→ Dataset items

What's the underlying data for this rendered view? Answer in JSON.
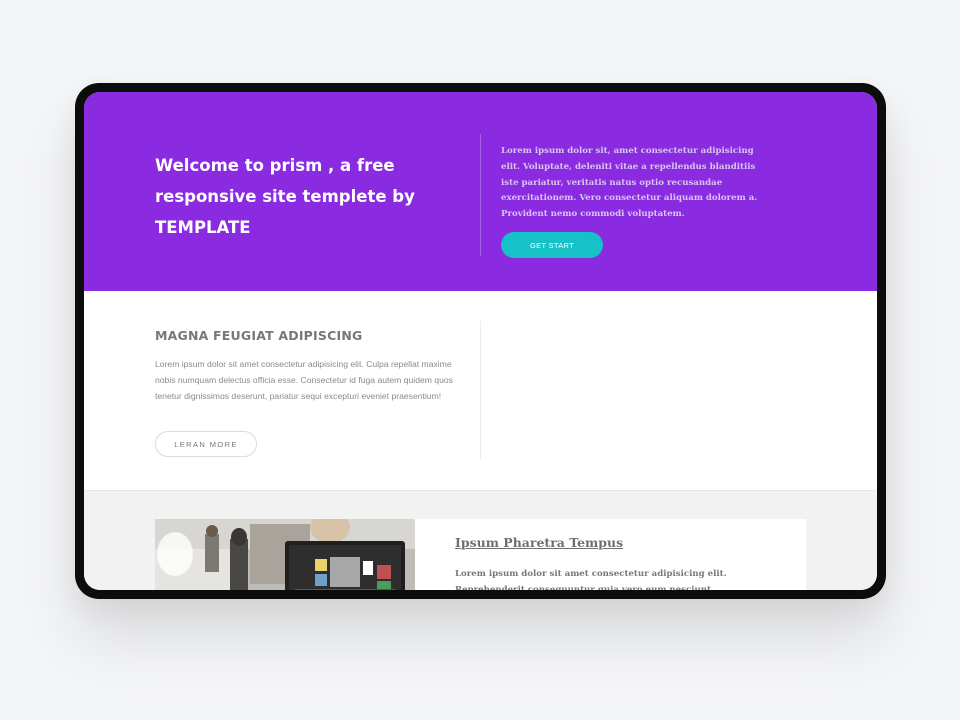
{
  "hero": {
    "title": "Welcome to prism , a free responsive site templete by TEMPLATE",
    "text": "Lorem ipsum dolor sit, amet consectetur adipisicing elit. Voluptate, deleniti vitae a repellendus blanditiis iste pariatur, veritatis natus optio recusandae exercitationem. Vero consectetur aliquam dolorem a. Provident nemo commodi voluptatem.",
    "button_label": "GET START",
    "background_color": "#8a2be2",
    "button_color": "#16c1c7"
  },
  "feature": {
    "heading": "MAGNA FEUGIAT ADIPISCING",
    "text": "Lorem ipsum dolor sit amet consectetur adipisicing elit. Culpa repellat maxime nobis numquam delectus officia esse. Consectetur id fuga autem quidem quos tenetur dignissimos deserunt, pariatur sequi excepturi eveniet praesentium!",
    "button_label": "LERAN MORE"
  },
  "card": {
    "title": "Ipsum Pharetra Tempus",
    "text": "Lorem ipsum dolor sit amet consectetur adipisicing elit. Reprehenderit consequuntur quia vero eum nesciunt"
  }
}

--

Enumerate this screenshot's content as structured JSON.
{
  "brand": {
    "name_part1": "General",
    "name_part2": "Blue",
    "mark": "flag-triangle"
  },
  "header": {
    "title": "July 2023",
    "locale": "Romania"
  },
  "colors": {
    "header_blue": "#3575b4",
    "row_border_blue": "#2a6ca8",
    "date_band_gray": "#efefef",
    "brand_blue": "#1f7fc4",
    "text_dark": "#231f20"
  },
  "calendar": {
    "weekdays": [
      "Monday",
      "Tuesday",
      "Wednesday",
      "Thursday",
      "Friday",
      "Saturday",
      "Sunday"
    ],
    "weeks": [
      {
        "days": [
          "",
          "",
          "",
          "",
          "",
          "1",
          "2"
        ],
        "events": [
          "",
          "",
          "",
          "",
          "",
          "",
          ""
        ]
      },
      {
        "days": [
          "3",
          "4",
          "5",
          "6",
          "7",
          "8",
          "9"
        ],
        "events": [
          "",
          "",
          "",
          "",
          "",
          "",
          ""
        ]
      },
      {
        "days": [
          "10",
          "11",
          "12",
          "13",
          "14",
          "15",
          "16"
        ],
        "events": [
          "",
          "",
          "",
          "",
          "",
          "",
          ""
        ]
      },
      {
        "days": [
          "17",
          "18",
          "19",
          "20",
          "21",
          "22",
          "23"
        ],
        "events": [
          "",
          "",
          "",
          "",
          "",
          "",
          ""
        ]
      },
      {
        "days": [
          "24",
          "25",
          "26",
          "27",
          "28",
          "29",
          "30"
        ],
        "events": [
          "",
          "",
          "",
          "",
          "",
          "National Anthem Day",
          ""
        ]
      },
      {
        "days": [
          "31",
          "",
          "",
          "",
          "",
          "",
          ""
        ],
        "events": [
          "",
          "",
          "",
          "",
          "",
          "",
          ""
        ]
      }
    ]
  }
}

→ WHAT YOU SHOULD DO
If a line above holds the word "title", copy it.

→ PROBLEM SOLUTION
    "title": "Welcome to prism , a free responsive site templete by TEMPLATE",
    "title": "Ipsum Pharetra Tempus",
    "title": "July 2023",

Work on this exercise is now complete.